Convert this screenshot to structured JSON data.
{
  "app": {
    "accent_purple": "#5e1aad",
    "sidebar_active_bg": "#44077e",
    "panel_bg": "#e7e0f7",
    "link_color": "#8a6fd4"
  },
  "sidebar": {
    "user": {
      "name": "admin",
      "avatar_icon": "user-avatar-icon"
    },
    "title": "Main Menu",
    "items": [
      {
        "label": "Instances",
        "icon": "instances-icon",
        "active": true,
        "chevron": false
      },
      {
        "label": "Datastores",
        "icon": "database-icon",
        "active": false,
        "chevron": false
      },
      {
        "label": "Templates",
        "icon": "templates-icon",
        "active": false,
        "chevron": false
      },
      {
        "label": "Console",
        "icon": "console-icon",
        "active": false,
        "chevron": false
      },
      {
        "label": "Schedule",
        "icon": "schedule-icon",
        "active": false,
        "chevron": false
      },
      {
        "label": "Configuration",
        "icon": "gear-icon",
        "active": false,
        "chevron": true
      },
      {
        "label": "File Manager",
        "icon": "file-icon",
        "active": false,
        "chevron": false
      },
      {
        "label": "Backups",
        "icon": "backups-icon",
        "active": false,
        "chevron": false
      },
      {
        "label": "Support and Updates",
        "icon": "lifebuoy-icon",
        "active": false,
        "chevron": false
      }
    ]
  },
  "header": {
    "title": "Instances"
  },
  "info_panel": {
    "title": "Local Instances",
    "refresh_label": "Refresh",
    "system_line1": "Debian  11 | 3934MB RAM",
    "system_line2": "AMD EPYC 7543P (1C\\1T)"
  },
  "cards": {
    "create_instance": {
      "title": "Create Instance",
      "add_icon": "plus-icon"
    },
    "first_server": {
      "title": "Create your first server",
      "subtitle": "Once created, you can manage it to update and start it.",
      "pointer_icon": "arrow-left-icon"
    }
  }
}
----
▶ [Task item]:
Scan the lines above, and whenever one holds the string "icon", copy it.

▶ [Solved problem]:
      "avatar_icon": "user-avatar-icon"
        "icon": "instances-icon",
        "icon": "database-icon",
        "icon": "templates-icon",
        "icon": "console-icon",
        "icon": "schedule-icon",
        "icon": "gear-icon",
        "icon": "file-icon",
        "icon": "backups-icon",
        "icon": "lifebuoy-icon",
      "add_icon": "plus-icon"
      "pointer_icon": "arrow-left-icon"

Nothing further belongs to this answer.